Bruce and I are now into week two of him working part time from home, and friends and family have been inquiring, "How is it going?" Some ask based on their own experiences of transitioning from working full-time outside the home to part-time work of some sort or to full retirement--whatever that is! Others inquire with the view of change looming ahead in their own future. Still others are simply kind and curious and good at asking questions.
I can say without hesitation that this new lifestyle is good. Bruce is happy, and I am happy, too. We have not yet discovered any problems to solve or areas where we need to be more considerate of each other or where we are getting in each other's way. Yet. Of course, that will come. The novelty will wear off, but so far so good, and that as Martha Stewart always says is a "good thing."

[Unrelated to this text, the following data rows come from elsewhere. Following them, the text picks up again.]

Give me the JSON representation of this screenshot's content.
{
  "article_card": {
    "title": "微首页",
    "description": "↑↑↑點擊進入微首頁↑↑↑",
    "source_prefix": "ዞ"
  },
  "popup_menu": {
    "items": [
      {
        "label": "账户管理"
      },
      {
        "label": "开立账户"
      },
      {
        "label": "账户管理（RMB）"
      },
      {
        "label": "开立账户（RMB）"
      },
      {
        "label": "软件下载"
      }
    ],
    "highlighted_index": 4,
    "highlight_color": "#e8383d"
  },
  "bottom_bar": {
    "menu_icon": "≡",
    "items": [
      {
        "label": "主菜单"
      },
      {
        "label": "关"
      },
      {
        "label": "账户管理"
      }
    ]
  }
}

By the end of the first week, however, I realized how tired I was. True, last week was not only Bruce's first week at home, but we also had the grands with us for a couple days and the grand dog with us for additional days; the painter here late afternoons finishing a complicated project which kept the house in a mild state of unsettledness; a garage sale in process for three days, and …who knows what else. I am too tired to remember!
Even so I am aware enough to know that all the activity is not the total source of weariness. Frankly, I am not used to the amount of interaction which is now part of our day to day life. As an introvert, I adjusted quite easily and naturally to the quiet days I had all these months from Sunday afternoon to Thursday evenings when Bruce was in Madison working. I wasn't quite a hermit, but most of the time I chose when to interact, to be with people.
Now there is someone else in the house. That someone calls up the stairs to the garret, "Can I come up?" Of course. I want him to come up here. I want to enjoy the ease of conversation, instead of only communicating via text or email or phone--we have never been good phone talkers and such interchanges usually left us dissatisfied. Still, I need to adjust. Like turning up the thermostat when the temperature drops, I need to turn up my ability, my willingness, for unplanned, incidental, spontaneous, in passing sorts of discourse. I am not complaining. I'm just noticing and am aware.
Having the ability to chit chat during the day is different from the days when he would return home at the end of the day, and we could share the day's comings and goings. Now we are experiencing sharing as we go along. Certainly, many of those dinnertime conversations were less than satisfying, for he would be tired from a long, full day, and many days I would not have much of interest to contribute. I may have had a routine domestic day of loads of laundry and groceries purchased or I may have had an inner-directed day of writing, thinking, listening to my own soul work. Much may have been percolating, but was not yet available for sharing. Those end of the day times together had their own challenges, but we adapted and forgave the lapses, knowing they were temporary.
Now there are new challenges. This time has the potential to be one of holy delight, but that means adapting and adjusting and being willing to open to new ways of being with one another. Paula Huston in her book A Season of Mystery, 10 Spiritual Practices for Embracing A Happier Second Half of Life gives some sound and clear advice.
…we must first give up our notions about what should
or should not be. We must be willing to let go of
personal preference or too much concern about what
might inconvenience us. We must resist becoming anxious
when things don't go our way. For an overly controlling
stance is the enemy of delight. p. 19
I hope I am up for the challenge. I want to be and intend to be, for, I know, ultimately we will both reap the rewards. Bringing who we are into this time and space, we can come to know each other in deeper and more profound ways. This is an opportunity for a new kind of presence to each other and to ourselves as spiritual beings.
Yesterday afternoon I retreated to my garret to read and write in my journal and to nap as well. Bruce was at his desk when I walked up the stairs. Later he took the grand dog for a walk, and I thought for a moment about joining them, but I could feel I was not ready to leave the solitude I carved for myself. Soon, I said to myself, but at the moment I was not quite ready to adjust the thermostat to a more congenial and conversational temperature. Just give me a few minutes.
Where is your thermostat set for daily interactions? Does there need to be some adjustment? What have you experienced when there has been a change in your lifestyle? I would love to know.